According to Lafayette School Corporation Superintendent Les Huddle, the government being reopened for the next three weeks will give schools a little more time to work out a plan for free and reduced lunch programs.
“In all my years in education, dealing with the potential shutdown of the school lunch program is just something we've never dealt with before,” said Huddle.
Huddle said, had the government shutdown continued, schools across the county would see its effect as early as March.
“Should we get closer to March, we'll start looking at plans A, B, and C whatever those are going to be,” said Huddle.
He said it wasn't until recently concerns about the government shutdown arose.
“We started conversation two weeks ago with Chartwell, our food service vendor and just said, hey how's it impacting you,” said Huddle.
Chartwell is a federally-funded food vendor. Without receiving money from the government it has a ripple effect, which eventually hits the school system.
“Our food service vendor receives the funds and then they go out to their vendors to buy their milk and their carrots and all their products with that money,” said Huddle.
The Lafayette School Corporation oversees 7,600 students. 70% of them are provided with a free or reduced breakfast and lunch every day.

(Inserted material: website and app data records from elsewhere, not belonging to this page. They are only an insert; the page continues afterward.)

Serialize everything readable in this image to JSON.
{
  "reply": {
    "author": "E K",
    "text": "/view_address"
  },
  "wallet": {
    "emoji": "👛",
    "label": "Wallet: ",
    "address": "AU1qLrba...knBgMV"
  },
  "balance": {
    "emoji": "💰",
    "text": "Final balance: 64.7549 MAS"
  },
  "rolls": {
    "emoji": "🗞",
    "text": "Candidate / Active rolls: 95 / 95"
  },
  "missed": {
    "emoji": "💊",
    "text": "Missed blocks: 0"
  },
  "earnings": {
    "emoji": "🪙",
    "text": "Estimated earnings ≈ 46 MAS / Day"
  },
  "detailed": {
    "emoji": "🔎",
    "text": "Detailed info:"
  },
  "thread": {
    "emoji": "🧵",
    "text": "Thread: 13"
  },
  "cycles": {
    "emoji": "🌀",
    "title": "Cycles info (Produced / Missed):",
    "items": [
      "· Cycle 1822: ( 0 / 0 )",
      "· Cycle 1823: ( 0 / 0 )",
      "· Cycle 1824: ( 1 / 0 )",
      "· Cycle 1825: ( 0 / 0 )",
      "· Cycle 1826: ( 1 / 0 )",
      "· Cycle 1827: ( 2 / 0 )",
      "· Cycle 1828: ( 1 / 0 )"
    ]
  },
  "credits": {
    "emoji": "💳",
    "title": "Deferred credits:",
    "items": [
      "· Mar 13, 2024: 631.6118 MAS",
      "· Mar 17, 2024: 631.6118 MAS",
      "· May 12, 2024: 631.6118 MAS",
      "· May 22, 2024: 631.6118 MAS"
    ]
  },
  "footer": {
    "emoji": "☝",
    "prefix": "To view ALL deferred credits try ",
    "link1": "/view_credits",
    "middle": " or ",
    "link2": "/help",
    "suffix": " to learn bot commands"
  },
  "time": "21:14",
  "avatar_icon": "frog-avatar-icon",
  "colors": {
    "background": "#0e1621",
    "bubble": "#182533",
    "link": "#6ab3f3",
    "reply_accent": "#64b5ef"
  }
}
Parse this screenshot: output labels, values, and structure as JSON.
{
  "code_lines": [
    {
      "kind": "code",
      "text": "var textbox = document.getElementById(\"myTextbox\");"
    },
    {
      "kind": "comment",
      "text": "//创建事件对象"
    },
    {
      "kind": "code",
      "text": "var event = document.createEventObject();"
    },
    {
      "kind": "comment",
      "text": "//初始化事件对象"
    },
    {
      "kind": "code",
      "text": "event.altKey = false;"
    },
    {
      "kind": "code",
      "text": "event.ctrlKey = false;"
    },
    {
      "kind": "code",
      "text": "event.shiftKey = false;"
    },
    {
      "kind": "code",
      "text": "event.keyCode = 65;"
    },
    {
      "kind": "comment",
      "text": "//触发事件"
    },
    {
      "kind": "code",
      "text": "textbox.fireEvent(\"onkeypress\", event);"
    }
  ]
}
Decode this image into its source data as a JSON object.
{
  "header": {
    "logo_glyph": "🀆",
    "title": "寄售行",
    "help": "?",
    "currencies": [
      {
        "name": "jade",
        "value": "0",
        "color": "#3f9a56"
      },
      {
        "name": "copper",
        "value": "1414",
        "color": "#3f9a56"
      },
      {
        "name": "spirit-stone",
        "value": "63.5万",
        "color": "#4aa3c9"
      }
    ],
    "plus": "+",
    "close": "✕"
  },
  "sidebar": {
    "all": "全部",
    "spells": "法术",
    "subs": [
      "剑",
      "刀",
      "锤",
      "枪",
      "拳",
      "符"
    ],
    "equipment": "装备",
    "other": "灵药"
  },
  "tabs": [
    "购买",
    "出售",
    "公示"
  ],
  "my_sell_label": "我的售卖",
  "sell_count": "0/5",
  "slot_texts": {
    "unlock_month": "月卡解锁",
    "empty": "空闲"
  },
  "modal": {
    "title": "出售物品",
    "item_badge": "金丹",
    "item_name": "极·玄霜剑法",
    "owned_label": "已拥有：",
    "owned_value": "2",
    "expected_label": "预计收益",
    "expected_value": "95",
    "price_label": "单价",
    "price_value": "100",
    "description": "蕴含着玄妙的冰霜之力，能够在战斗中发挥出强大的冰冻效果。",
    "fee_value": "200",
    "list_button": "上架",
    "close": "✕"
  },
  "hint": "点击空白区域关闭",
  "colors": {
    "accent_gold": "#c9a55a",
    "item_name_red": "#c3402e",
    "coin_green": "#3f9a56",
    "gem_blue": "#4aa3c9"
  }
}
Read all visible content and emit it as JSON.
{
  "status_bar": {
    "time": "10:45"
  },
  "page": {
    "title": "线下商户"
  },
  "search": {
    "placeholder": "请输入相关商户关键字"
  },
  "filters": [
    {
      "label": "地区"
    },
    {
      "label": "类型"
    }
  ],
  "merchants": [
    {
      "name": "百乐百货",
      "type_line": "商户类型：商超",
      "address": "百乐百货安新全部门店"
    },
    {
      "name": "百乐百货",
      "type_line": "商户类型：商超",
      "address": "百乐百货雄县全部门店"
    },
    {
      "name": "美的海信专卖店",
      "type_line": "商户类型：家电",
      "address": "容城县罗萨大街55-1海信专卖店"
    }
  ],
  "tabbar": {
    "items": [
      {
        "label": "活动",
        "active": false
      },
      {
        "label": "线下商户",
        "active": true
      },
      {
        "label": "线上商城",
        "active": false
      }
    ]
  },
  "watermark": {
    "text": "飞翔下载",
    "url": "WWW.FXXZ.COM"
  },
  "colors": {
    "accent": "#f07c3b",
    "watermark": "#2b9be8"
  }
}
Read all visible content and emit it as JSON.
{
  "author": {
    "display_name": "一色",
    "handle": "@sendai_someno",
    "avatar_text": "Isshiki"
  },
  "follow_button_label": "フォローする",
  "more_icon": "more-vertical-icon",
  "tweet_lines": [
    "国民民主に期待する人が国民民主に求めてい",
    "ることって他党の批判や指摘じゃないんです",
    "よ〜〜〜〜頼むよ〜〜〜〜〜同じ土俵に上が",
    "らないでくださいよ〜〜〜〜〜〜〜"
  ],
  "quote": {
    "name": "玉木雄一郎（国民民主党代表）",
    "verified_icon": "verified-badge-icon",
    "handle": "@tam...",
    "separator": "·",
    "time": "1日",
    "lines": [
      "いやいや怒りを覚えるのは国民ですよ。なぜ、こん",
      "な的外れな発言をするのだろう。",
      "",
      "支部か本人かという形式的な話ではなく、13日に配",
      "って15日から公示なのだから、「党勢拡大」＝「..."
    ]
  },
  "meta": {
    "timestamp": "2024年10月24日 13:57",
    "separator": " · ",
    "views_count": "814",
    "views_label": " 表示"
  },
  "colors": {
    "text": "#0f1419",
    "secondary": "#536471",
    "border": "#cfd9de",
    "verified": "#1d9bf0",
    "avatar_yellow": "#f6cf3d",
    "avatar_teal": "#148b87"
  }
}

Huddle said plans are in the works in case another government shutdown occurs.
“We would be able to probably use some of our own funds to continue to provide that with the hope, there's no guarantee, but with the hope that the school corporation would get the funds reimbursed,” said Huddle.
Huddle said one thing's for sure, he will not let students go hungry.